6. Conclusion

This study examined the solutions to the asymmetric Travelling Salesman Problems using computational intelligence techniques. The computational intelligence techniques used include African Buffalo Optimization algorithm (ABO), Improved Extremal Optimization (IEO), Model-Induced Max-Min Ant Colony Optimization (MIMM-ACO), Max-Min Ant System (MMAS), and Cooperative Genetic Ant System (CGAS), as well as the heuristic and Randomized Insertion Algorithm. Experimental results obtained from using these algorithms to solve the ATSP reveal that the MIMM-ACO performed excellently obtaining the optimal solutions to all test instances. However, it was discovered that, to obtain such an excellent result, the MIMM-ACO sacrificed speed. It took the MIMM-ACO 78.51 seconds to solve the 15 ATSP instance, while another algorithm, the African Buffalo Optimization (ABO), obtained 98.6% accuracy at 20.582 seconds. The study, therefore, concludes that since efficiency (speed), trustworthiness (accuracy), versatility, and ease of use are hallmarks of a good computational intelligence methods [68] and a number of experimental evaluations with focus on the first two criteria, the ABO is adjudged a better algorithm for solving the ATSP instances, followed by MIMM-ACO.

The excellent performance of the MIMM-ACO is traceable to two main factors. First, the algorithm’s ability to replace static biased costs/weights in an ATSP with dynamic ones is something other algorithms struggle to do. This ability stems from the algorithm’s use of partial solutions sampling that each ant has constructed in course of the search and then discarding less fruitful results while holding on to the very best. Moreover, the MIMM-ACO’s use of the assignment problem technique in discarding the nonoptimal solutions from the list of available solutions is a major advantage. Second, MIMM-ACO determines the final output based on the most recent state of the pheromone matrix and combines this using the patch algorithm to micromanage the solutions obtained by the assignment problem. Other algorithms find it hard to outperform the MIMM-ACO’s hybridization of the assignment problem with the patch. This basically explains why the MIMM-ACO results in ATSP remain one of the best over the years [63].
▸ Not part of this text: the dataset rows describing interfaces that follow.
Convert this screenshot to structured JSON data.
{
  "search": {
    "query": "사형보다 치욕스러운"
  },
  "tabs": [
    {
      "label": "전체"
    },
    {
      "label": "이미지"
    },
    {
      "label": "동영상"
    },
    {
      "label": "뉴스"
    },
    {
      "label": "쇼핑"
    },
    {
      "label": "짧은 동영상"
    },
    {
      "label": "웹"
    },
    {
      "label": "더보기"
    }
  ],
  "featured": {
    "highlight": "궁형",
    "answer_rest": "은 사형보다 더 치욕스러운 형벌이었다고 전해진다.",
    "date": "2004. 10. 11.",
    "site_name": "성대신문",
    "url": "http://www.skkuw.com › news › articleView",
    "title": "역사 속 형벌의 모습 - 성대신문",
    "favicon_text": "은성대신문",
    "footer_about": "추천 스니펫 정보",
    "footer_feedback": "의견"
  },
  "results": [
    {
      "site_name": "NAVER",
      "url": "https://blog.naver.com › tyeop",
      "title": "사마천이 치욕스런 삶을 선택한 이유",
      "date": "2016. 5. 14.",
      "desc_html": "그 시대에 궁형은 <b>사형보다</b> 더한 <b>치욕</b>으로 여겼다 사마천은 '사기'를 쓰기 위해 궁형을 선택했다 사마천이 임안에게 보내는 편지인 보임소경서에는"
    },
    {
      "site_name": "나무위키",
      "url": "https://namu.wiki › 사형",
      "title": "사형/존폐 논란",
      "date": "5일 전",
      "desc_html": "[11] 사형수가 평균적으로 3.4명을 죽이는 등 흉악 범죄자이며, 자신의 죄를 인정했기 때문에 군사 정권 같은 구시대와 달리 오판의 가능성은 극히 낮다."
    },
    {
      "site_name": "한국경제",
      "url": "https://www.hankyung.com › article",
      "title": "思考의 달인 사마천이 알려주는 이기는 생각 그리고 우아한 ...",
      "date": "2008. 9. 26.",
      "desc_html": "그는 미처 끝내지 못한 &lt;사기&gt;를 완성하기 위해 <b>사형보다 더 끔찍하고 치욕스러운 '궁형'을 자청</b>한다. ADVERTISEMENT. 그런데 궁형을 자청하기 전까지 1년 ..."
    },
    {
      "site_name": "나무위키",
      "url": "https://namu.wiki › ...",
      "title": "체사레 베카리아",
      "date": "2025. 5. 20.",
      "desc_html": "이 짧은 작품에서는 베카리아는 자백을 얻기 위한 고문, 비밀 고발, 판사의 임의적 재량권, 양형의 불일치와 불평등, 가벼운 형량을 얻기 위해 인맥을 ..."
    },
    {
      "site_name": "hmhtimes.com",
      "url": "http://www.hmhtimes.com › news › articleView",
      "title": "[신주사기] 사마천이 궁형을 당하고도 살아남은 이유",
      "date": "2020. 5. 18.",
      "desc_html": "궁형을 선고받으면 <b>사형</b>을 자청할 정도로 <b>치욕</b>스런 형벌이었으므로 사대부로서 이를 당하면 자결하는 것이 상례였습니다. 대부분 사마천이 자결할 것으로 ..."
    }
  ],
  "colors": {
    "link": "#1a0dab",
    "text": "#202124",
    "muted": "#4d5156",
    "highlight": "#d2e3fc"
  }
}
It is recommended that the other algorithms should be fine-tuned to make them faster. Moreover, the authors recommend the comparison of the performance of ABO with other state-of-the-art algorithms in providing solutions to other optimization problems such as knapsack problem, graph coloring, and urban transport challenges in major cities. Finally, in view of the relevance of the ATSP to our every day activities, it is recommended that more research efforts should be directed towards solving ATSP and its practical applications in transportation, logistics, national security architectural challenges, etc.
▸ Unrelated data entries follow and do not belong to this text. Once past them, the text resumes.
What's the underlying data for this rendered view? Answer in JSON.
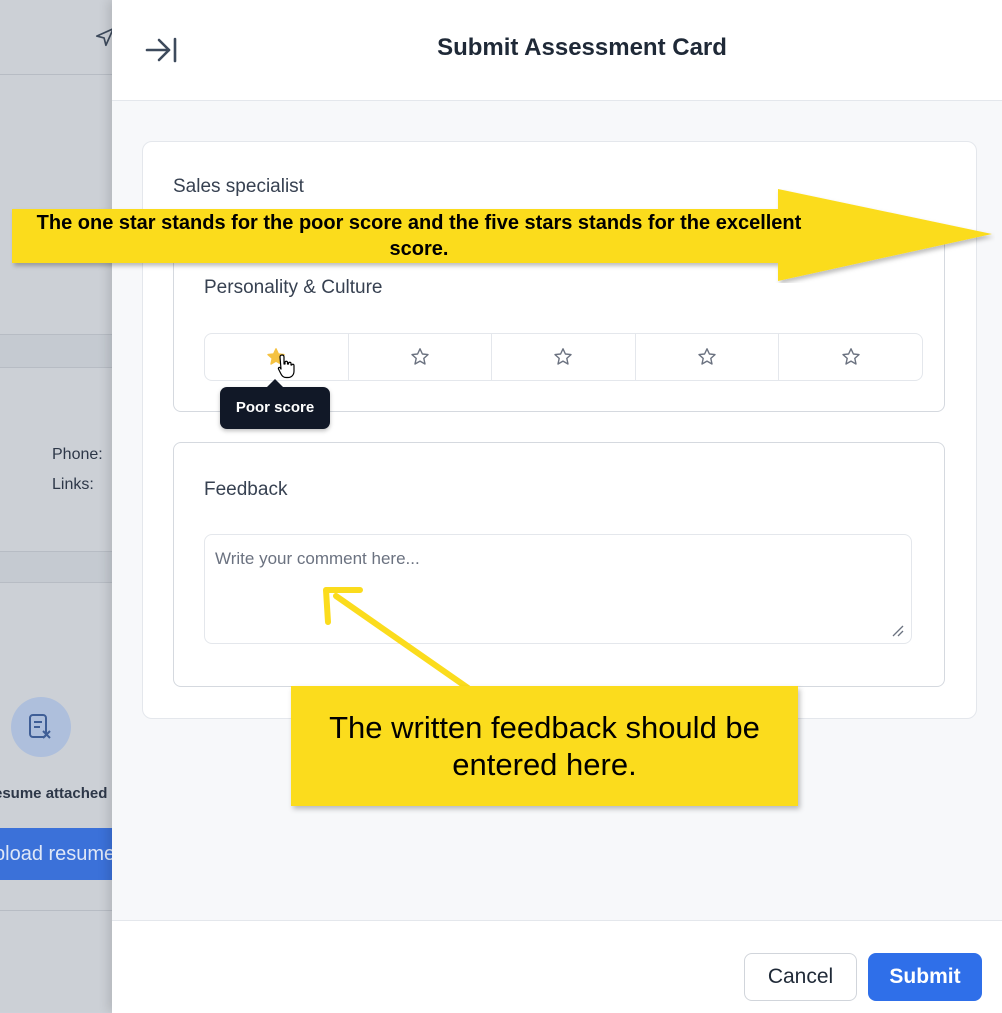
{
  "background": {
    "phone_label": "Phone:",
    "links_label": "Links:",
    "resume_text": "esume attached",
    "upload_button": "pload resume"
  },
  "drawer": {
    "title": "Submit Assessment Card",
    "job_title": "Sales specialist",
    "personality": {
      "label": "Personality & Culture",
      "rating_selected": 1,
      "rating_max": 5,
      "tooltip": "Poor score"
    },
    "feedback": {
      "label": "Feedback",
      "placeholder": "Write your comment here...",
      "value": ""
    },
    "cancel_label": "Cancel",
    "submit_label": "Submit"
  },
  "annotations": {
    "rating_note": "The one star stands for the poor score and the five stars stands for the excellent score.",
    "feedback_note": "The written feedback should be entered here."
  },
  "colors": {
    "accent": "#2f6fe9",
    "star_filled": "#f5c242",
    "star_empty": "#6b7280",
    "callout": "#fbdc1d"
  },
  "icons": {
    "collapse": "collapse-right-icon",
    "star": "star-icon",
    "send": "send-icon",
    "resume": "resume-remove-icon"
  }
}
6.1. Threats to Validity

As much as the algorithms in this comparative study performed excellently well, it must, however, be observed that good results are a function of the programming language used for the study as well as the machine used for the experiments. Moreover, the choice of benchmark test cases could be a threat that the algorithms performed well in these chosen benchmarks may not be a guarantee that they will do well in other benchmarks. Again, the choice of the comparative algorithms could be a threat that these algorithms performed well against one another may not guarantee their exceptional performance when compared with other newer algorithms.

Finally, it is possible that the programming expertise of our programmer as well as the programming language used in implementing this study could have influenced our experimental output.

Data Availability

The data used to support the findings of the study are available within the article.

Conflicts of Interest

The authors declare that they have no conflicts of interest regarding the publication of this research article.


This study was supported by Anchor University Lagos and University Malaysia Pahang under RDU1903122. The researchers have fully acknowledged CREIM UniSZA, for the publication support.